Could you say how many lines below contain the word "question"? Give the number with no other text.

* Dataset records
::::::::::

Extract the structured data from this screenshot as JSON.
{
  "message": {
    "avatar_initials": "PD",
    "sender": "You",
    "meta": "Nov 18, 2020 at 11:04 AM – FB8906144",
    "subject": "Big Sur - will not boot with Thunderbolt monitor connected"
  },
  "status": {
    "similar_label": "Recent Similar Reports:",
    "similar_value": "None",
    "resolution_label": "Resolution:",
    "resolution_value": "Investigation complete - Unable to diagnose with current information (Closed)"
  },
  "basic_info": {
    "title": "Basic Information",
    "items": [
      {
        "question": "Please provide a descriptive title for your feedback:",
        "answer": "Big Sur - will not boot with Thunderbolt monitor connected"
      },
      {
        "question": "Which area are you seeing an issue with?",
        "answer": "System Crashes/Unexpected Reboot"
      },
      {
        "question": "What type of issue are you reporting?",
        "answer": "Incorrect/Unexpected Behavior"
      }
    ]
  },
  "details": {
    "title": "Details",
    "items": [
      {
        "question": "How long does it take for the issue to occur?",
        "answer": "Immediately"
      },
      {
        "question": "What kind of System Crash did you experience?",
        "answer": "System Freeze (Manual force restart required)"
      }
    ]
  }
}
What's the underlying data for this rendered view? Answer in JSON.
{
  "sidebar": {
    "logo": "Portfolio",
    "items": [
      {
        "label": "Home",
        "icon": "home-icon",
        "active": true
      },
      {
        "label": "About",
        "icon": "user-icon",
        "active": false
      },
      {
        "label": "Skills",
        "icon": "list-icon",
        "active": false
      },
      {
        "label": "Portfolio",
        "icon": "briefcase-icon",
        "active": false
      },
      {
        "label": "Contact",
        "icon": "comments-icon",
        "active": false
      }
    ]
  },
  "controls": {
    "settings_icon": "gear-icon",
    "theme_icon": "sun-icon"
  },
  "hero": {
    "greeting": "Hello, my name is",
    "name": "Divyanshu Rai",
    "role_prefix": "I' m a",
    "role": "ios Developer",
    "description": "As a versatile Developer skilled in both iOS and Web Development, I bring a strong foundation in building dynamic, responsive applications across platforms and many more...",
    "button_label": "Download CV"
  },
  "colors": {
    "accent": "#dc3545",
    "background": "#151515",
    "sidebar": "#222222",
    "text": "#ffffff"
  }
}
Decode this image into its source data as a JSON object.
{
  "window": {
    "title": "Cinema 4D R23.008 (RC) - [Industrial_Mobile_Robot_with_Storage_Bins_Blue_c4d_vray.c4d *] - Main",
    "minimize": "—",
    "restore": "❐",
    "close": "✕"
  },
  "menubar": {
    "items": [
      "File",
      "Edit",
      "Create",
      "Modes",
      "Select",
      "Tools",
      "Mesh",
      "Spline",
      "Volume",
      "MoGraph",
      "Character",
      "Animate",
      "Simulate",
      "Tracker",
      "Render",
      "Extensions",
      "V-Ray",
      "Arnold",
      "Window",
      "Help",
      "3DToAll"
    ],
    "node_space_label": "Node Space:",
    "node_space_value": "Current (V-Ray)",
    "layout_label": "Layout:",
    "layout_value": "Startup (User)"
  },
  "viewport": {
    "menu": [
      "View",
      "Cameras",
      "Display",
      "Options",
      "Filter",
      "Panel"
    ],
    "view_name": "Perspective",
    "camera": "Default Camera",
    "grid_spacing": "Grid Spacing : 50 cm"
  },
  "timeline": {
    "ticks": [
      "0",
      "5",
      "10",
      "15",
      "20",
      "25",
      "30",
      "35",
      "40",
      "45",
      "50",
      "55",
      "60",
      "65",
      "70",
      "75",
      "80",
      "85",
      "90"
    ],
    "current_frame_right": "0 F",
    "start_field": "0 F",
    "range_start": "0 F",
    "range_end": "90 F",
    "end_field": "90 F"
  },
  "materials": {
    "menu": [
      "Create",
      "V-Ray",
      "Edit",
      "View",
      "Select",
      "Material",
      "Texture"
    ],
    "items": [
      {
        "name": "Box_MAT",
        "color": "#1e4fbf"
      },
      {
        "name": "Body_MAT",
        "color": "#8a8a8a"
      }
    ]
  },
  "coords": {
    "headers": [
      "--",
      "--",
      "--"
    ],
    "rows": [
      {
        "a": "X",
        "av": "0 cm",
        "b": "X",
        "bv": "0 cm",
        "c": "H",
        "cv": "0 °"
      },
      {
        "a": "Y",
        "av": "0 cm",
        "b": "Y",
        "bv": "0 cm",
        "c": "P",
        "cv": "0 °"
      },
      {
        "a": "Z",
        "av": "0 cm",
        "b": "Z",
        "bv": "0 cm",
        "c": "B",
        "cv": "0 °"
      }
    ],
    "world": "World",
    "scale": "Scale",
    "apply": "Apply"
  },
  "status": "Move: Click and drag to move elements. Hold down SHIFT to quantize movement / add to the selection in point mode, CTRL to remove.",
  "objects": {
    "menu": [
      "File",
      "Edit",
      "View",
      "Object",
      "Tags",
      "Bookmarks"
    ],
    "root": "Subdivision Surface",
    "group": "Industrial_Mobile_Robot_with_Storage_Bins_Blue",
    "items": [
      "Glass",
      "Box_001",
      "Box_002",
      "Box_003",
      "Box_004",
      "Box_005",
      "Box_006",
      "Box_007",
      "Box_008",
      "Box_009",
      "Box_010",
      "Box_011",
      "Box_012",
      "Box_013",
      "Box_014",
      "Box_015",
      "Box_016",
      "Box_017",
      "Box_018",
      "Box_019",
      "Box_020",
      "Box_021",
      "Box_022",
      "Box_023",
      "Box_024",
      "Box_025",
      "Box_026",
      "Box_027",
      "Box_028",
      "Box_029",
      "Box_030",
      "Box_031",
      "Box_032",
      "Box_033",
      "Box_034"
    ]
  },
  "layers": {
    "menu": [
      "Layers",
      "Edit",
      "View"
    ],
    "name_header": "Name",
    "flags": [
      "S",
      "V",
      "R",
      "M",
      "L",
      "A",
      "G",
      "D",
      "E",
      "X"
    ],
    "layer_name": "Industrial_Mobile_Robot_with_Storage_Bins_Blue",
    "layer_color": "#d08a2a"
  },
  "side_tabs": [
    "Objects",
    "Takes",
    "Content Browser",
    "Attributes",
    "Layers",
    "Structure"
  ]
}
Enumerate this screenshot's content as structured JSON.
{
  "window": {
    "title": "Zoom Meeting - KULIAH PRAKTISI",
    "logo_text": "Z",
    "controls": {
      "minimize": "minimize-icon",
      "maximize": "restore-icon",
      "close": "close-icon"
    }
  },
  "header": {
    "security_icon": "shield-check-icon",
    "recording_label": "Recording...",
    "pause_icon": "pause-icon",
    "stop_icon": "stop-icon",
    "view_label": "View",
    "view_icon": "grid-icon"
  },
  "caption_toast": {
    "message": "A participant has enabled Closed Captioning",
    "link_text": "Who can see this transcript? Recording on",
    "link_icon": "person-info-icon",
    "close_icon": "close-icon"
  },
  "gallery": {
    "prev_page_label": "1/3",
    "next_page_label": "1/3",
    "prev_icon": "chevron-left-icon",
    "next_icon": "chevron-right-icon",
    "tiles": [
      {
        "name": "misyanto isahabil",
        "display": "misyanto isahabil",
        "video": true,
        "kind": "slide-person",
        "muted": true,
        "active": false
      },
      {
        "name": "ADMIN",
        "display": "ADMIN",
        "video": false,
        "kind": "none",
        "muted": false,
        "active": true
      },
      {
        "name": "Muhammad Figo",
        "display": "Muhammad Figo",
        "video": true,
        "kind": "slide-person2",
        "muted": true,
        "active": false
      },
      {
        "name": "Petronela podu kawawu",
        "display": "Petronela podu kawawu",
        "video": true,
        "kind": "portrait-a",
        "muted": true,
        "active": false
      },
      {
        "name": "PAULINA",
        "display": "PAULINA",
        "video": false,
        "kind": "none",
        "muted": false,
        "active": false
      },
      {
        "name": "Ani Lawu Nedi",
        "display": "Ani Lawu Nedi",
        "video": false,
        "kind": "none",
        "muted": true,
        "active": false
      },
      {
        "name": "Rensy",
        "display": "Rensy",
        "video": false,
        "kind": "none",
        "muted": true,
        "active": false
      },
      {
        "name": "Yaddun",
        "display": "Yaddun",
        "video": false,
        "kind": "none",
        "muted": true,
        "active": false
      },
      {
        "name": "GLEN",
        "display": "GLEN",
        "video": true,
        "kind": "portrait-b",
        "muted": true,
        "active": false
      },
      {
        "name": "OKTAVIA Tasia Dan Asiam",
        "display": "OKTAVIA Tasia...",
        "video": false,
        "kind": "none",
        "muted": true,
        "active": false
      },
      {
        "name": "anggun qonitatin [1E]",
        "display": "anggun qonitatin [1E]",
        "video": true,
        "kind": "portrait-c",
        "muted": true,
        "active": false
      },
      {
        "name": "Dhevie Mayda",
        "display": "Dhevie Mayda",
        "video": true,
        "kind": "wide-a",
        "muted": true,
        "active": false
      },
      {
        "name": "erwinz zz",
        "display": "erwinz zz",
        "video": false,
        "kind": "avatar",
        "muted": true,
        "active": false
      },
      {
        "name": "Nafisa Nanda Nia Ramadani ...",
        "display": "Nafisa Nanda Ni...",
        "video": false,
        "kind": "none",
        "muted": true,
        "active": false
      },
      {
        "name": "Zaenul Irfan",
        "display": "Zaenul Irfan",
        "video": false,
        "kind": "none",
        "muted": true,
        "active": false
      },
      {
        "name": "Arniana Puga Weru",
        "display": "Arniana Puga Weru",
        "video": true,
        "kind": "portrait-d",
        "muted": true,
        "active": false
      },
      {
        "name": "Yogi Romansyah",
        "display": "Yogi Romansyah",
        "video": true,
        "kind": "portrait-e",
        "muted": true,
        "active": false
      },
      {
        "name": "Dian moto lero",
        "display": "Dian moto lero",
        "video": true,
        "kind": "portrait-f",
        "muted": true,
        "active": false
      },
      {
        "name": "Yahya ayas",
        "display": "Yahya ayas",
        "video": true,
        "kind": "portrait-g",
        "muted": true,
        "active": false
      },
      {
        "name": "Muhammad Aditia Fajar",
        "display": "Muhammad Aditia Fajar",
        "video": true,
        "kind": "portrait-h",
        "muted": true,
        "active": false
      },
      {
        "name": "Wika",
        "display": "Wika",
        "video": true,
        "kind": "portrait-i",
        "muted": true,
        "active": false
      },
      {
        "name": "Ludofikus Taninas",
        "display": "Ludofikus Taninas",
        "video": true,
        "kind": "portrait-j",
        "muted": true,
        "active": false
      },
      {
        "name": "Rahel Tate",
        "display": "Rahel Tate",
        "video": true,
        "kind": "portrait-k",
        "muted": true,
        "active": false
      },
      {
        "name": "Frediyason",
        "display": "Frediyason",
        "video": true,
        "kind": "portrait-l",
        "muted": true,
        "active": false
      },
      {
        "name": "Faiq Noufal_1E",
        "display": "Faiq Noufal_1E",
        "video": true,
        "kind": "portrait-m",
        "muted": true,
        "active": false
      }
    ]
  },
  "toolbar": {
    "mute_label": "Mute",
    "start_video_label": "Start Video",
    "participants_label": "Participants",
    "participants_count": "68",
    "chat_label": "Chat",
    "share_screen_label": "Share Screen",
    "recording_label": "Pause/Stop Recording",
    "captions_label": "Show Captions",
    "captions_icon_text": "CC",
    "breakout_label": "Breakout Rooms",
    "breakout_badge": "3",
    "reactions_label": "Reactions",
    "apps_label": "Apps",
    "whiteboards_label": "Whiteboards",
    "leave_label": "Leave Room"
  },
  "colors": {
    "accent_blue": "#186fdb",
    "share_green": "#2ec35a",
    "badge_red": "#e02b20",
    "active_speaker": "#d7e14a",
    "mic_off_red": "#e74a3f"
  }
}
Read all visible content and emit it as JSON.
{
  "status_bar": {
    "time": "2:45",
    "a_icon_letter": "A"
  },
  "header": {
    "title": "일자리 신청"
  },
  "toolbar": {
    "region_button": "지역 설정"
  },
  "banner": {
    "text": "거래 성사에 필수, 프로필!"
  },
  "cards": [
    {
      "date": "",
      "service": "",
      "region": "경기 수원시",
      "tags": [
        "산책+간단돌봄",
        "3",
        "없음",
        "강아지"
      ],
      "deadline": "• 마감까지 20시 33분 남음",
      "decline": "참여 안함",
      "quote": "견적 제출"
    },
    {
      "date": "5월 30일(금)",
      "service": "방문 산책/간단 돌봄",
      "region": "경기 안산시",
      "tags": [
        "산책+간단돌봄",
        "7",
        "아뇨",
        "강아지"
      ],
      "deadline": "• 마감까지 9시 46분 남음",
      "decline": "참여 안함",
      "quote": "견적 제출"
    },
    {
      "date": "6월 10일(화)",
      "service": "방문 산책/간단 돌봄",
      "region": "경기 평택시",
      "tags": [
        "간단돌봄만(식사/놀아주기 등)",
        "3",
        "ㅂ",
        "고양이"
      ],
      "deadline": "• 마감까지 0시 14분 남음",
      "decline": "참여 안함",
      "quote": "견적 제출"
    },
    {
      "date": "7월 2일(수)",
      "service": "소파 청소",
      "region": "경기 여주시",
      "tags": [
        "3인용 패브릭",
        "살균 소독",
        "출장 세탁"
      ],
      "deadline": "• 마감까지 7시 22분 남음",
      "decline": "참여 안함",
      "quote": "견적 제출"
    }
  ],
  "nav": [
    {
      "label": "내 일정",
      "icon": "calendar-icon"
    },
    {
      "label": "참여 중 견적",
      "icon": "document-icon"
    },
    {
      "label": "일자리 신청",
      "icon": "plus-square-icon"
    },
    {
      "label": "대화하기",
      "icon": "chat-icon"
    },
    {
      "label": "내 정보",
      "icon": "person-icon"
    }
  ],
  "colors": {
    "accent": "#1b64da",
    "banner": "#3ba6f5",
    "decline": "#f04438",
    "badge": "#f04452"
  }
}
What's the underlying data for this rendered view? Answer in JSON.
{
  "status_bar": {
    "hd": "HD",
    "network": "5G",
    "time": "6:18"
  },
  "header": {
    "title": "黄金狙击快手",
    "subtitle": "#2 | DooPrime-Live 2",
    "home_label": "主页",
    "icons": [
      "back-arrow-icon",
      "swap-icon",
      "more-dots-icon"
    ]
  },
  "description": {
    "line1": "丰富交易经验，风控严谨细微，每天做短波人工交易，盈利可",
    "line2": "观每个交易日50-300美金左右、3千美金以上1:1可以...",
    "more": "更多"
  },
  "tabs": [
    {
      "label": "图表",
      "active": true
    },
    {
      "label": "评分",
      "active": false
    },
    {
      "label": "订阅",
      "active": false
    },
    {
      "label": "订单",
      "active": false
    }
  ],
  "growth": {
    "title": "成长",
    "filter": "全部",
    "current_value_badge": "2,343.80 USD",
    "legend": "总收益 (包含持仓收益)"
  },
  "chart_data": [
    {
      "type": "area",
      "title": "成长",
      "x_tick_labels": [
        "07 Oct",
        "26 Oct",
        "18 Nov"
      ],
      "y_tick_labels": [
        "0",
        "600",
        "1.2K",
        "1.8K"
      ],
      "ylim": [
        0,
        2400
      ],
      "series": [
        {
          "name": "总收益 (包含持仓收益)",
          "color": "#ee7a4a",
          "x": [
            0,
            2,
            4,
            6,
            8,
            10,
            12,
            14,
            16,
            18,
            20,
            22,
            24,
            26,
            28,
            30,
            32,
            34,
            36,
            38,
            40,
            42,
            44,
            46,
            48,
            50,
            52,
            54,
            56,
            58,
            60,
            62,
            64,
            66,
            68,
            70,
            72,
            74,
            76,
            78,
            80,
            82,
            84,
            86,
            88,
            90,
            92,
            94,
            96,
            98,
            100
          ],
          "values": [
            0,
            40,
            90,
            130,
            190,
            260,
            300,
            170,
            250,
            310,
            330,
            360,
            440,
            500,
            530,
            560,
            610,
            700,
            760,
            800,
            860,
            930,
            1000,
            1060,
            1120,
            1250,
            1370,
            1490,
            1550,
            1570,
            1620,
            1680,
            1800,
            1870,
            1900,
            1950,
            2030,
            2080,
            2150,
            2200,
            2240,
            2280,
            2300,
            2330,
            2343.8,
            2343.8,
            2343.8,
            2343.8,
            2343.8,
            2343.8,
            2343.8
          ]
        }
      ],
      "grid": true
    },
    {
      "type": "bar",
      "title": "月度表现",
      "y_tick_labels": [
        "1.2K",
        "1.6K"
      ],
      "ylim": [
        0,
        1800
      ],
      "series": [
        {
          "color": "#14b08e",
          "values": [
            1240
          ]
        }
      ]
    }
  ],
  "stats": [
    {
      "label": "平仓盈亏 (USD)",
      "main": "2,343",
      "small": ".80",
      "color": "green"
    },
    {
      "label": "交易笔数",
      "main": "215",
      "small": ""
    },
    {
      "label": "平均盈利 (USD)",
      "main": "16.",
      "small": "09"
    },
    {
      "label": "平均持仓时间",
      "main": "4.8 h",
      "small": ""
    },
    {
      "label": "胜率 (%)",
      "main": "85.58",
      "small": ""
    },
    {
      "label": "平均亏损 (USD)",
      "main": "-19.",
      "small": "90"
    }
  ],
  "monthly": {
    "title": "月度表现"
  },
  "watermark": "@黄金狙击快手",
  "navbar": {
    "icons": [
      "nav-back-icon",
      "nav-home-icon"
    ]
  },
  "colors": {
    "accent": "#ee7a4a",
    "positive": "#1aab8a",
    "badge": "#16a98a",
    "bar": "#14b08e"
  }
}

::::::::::

* Answer space
5